A crowdfunding campaign is confident of trumping a Chinese-led bid for Australia’s largest landholder, S. Kidman and Co, as it taps home-grown sentiment.
Property crowdfunding business DomaCom has received $70 million in pledges as it looks to match or beat a $371 million bid for S. Kidman & Co.
China's Dakang Australia Holdings plans to acquire 80 per cent of Kidman while Australian Rural Capital (ARC) Ltd is looking to take the remaining 20 per cent stake, subject to approval by the Foreign Investment Review Board.
DomaCom chief executive Arthur Naoumidis said almost 5000 investors had pledged between $2500 and $1 million as they looked to have a "social outcome" from their investments.
"They're saying I do care about my super fund and my cash needs to give me a return, but I also care about the Australia I leave for my children and this is a transaction I want to be proud of," Mr Naoumidis told AAP.
"Instead of sitting on the sidelines whingeing about foreigners, let's put my money where my mouth is."
Australians should consider whether Kidman would be run as a profitable commercial enterprise which paid taxes in Australia and did not need foreign investment approval, he said.
DomaCom is in talks to raise equity capital for a backdoor share market listing as it ramps up its crowdfunding campaign in the coming weeks.
"We believe we can beat the Chinese," Mr Naoumidis said.
S. Kidman & Co runs almost 200,000 cattle over more than 100,000 square kilometres in South Australia, Queensland, Western Australia and the Northern Territory.
Treasurer Scott Morrison has ordered an independent review into the Dakang Australia-led bid and signed an interim order preventing the sale from going ahead for 90 days while he considers national interest implications.
A previous foreign bid to buy Kidman was blocked in November because of national interests.
Food and agribusiness corporate finance adviser David Hassum said Australian investors had been reluctant to invest in agriculture and added that he was tired of the recent focus on Chinese investors.
"We need foreign investment if we're going to grow the sector and it's not just the Chinese," Mr Hassum said.

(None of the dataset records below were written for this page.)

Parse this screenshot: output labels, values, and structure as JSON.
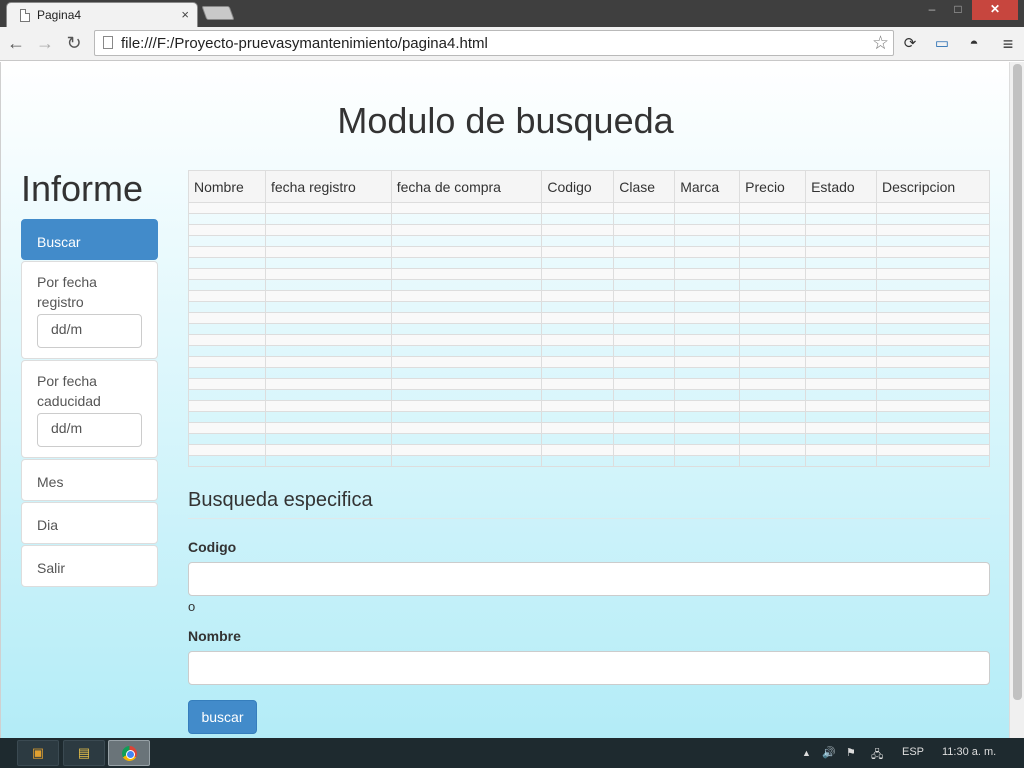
{
  "browser": {
    "tab_title": "Pagina4",
    "tab_close": "×",
    "url": "file:///F:/Proyecto-pruevasymantenimiento/pagina4.html",
    "window_buttons": {
      "minimize": "–",
      "maximize": "□",
      "close": "✕"
    },
    "nav": {
      "back": "←",
      "forward": "→",
      "reload": "↻"
    },
    "star": "☆",
    "menu": "≡"
  },
  "page": {
    "title": "Modulo de busqueda",
    "sidebar": {
      "heading": "Informe",
      "items": [
        {
          "label": "Buscar"
        },
        {
          "label": "Por fecha registro",
          "input_value": "dd/m"
        },
        {
          "label": "Por fecha caducidad",
          "input_value": "dd/m"
        },
        {
          "label": "Mes"
        },
        {
          "label": "Dia"
        },
        {
          "label": "Salir"
        }
      ]
    },
    "table": {
      "columns": [
        "Nombre",
        "fecha registro",
        "fecha de compra",
        "Codigo",
        "Clase",
        "Marca",
        "Precio",
        "Estado",
        "Descripcion"
      ],
      "empty_rows": 24
    },
    "search": {
      "heading": "Busqueda especifica",
      "codigo_label": "Codigo",
      "or_text": "o",
      "nombre_label": "Nombre",
      "codigo_value": "",
      "nombre_value": "",
      "button_label": "buscar"
    }
  },
  "taskbar": {
    "language": "ESP",
    "clock": "11:30 a. m."
  },
  "colors": {
    "primary": "#428bca",
    "gradient_top": "#ffffff",
    "gradient_bottom": "#b3ecf7"
  }
}
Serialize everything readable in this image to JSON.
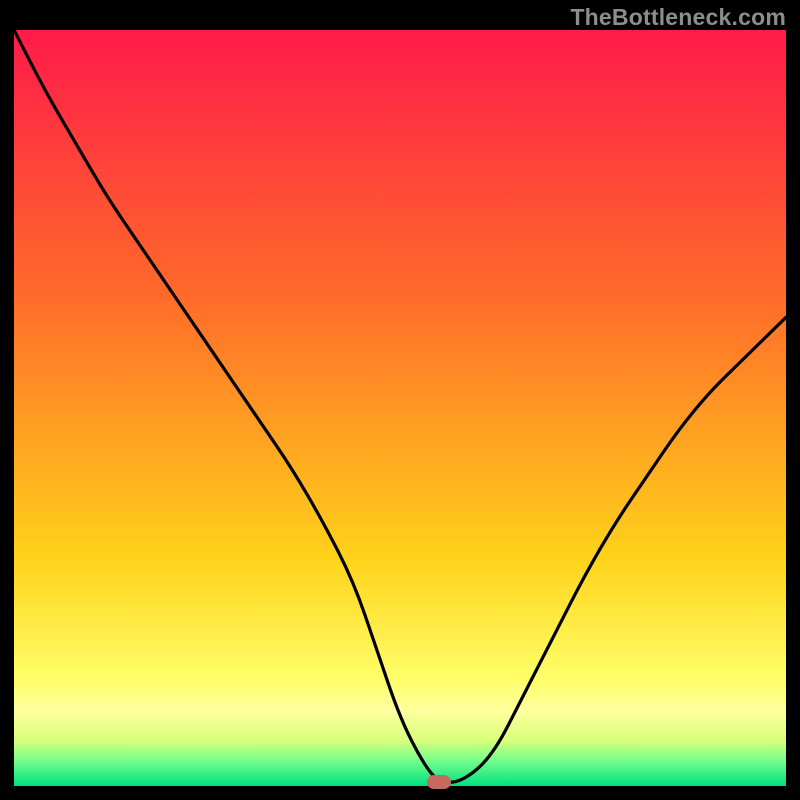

"There's a lot of money coming in from North America and Europe still and it doesn't seem to be getting the same amount of attention."
Mr Hassum said Australia had depended on foreign investment in the agriculture sector for the past century.